“They can really make this a sexy brand with eye-catching appeal that’s most suited to an adult audience,” she says. “There are very few adult-only lines and with Virgin’s overall reputation across its many business models, I think it’s probably the logical choice.”
As such, Lee suggests that agents pitch the new line as a “mainstream to upscale, contemporary brand” suited for people from their mid-20s to mid-50s and even above, depending on the client.
“I feel they will have a pretty broad reach and appeal to those who like great service, slightly edgy décor and a host of dining options. A more modern take on cruising that some brands like Royal Caribbean, Celebrity and Norwegian are implementing,” she says.
But Lee also warns agents against pigeonholing the company in its early stages. “We must always be careful not to peg a cruise line to a guest any time, especially before seeing the first ship.”
All uncertainties aside, Virgin Voyages will surely benefit from piggy-backing off an already trusted name in the travel industry; among its many entities, the Virgin Group includes Virgin Holidays in the U.K., Virgin Atlantic, which recently signed a joint venture agreement with Air France-KLM, and Virgin Hotels, slated for major expansion in cities like Edinburgh, San Francisco, New York and Las Vegas following the 2015 debut of its first-ever hotel in Chicago.
And although every Virgin business is independently owned and treated as such, McAlpin says there’s value in being able to work together.
“We will work closely with Virgin Atlantic, Virgin Holidays and Virgin Hotels,” he confirms. “They get value from working with us and vice versa.

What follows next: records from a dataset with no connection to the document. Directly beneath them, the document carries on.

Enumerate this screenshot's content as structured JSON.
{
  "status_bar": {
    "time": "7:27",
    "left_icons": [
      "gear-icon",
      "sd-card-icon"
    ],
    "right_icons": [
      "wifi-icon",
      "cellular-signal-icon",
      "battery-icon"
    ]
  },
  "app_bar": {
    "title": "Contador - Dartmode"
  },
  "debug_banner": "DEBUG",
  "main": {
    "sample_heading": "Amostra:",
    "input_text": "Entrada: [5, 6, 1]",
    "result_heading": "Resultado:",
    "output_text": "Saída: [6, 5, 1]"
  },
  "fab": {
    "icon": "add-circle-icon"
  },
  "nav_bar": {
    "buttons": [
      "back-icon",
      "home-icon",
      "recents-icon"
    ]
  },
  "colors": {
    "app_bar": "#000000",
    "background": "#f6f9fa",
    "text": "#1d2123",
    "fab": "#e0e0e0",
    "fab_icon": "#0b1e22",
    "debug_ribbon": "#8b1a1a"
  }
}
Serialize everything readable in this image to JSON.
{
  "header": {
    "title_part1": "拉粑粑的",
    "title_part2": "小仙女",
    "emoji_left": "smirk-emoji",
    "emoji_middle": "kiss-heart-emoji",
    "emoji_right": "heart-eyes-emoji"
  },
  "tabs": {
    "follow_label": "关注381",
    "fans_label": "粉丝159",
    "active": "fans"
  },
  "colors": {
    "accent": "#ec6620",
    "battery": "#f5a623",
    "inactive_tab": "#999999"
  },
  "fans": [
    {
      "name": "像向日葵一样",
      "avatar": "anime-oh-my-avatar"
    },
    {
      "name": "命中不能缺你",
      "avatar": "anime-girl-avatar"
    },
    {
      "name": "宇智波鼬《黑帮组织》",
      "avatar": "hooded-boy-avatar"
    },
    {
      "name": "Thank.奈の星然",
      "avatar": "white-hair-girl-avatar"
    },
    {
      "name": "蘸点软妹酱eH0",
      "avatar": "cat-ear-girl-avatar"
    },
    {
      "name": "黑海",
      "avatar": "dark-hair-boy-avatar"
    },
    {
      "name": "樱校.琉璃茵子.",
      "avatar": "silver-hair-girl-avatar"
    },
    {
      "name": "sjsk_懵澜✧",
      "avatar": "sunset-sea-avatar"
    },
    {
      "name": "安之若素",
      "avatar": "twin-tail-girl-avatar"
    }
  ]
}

So clearly, we will drive synergies with these sister companies.”
Now with a cruise line under its belt, the Virgin Group is well positioned to become a one-stop shop for all travel-related needs. But does this necessarily guarantee the success of Virgin Voyages in Canada?
Lee thinks the brand will be well received by Canadians, particularly the new-to-cruise market and millennials, and gives high marks to the company’s U.S.-based sales team, which she personally knows and thinks highly of. “They’re very agent-friendly and focused, and I am sure they realize the market potential that Canada has and the ease in which we can get to South Florida where their initial cruises will sail from,” she says.

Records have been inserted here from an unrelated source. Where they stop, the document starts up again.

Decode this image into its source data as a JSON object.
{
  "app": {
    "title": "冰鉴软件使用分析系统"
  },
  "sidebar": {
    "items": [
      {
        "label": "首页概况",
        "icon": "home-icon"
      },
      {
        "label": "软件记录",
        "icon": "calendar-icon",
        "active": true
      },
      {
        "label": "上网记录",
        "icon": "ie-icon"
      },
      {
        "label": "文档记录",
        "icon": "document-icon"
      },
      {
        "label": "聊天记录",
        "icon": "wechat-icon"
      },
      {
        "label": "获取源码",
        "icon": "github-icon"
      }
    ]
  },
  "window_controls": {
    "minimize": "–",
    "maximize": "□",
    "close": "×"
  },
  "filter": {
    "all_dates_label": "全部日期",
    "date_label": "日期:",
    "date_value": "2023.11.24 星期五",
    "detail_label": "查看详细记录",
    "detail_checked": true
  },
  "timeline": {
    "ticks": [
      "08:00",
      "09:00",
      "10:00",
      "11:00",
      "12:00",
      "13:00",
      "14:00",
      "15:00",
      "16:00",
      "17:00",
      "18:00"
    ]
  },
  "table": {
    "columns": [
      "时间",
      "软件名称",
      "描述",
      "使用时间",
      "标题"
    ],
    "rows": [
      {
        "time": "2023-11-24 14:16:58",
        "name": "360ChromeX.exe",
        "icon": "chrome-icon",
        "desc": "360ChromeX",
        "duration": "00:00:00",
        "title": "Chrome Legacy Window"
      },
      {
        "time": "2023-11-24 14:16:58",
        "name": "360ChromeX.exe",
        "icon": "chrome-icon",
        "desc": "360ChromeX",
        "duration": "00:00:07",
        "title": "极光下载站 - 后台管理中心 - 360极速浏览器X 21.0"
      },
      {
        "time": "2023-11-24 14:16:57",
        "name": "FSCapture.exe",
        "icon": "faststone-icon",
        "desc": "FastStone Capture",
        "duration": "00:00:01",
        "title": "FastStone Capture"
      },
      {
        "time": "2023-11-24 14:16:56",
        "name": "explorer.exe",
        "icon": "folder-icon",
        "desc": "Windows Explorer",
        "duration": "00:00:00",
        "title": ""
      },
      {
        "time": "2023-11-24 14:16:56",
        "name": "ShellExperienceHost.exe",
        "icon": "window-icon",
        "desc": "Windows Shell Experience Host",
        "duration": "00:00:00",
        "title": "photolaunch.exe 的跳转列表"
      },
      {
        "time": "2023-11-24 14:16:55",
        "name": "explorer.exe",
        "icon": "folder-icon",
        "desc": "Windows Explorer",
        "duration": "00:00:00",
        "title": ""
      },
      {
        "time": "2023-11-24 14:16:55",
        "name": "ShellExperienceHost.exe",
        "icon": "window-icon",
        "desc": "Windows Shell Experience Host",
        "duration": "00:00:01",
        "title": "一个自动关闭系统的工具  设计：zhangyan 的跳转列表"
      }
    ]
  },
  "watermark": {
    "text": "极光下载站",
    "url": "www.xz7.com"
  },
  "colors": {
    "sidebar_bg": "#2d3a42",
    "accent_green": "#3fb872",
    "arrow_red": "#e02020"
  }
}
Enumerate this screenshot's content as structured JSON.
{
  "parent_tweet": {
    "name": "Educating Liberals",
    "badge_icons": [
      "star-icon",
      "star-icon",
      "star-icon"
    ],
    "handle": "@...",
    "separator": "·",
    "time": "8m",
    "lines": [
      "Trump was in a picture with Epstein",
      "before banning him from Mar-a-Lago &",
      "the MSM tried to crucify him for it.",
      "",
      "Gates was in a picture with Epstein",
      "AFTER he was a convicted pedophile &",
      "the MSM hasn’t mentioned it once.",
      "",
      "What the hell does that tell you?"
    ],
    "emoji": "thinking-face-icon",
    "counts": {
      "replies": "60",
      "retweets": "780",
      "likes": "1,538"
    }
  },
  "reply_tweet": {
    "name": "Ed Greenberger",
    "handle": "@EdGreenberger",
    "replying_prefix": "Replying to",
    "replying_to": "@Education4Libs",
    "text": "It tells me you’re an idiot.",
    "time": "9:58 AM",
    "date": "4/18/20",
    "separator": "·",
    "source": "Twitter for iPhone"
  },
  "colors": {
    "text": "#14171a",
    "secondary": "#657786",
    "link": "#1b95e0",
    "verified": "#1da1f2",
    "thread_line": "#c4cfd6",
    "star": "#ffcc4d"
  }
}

But even though Canada holds vast selling opportunity for the new line, McAlpin knows that the cruise line won’t appeal to everyone. In fact, it’s actually counting on it.

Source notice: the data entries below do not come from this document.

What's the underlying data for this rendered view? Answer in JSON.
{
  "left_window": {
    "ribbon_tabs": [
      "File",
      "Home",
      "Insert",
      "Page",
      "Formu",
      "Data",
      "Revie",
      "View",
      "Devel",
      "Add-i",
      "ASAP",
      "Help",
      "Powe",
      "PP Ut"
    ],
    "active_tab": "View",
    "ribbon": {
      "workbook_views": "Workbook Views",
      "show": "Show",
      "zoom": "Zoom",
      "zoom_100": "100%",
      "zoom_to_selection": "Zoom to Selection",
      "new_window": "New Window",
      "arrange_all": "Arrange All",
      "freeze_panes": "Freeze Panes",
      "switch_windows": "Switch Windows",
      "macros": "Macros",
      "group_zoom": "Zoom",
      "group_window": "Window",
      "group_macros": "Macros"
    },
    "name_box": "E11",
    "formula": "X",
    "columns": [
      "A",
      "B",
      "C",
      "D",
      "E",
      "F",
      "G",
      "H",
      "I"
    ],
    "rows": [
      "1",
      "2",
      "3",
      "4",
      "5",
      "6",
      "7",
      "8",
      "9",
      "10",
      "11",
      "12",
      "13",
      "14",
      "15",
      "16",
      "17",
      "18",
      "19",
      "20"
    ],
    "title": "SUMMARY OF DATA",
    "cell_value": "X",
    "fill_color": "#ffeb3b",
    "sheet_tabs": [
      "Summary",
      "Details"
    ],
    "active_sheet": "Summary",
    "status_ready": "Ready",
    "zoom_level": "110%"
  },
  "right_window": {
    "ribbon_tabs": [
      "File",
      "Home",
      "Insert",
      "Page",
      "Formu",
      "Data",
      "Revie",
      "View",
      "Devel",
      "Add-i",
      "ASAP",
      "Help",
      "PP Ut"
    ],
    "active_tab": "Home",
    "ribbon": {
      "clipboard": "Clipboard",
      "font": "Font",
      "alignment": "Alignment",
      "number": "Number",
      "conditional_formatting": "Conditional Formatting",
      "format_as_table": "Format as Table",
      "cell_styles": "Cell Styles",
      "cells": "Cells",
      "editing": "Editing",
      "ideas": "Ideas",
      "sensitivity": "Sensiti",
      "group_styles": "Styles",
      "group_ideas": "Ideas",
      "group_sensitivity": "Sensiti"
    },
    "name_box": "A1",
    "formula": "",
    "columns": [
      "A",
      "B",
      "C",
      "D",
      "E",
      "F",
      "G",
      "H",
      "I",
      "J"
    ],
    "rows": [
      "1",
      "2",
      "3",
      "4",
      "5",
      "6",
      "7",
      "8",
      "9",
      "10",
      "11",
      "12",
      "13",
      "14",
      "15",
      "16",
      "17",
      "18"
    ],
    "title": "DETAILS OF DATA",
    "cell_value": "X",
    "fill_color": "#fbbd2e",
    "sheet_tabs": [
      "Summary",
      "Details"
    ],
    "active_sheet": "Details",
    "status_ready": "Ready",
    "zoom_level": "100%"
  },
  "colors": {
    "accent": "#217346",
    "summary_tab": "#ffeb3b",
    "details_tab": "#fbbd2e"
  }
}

“When you try to appeal to everyone, you don’t really focus on any one particular group. We think this creates an opportunity for a boutique player like us to come in and say, ‘Hey, we’re different’,” he says, adding that everything about Virgin Voyages will be unique, from the size and look of its ships to the entertainment, crew uniforms and the design of its cabins.
“Frankly there’ll be some people who don’t like the product, but that’s okay. You’re not going to appeal to everyone by being different, but there’ll also be a lot of people who’ll really love us and that’s what’s important.”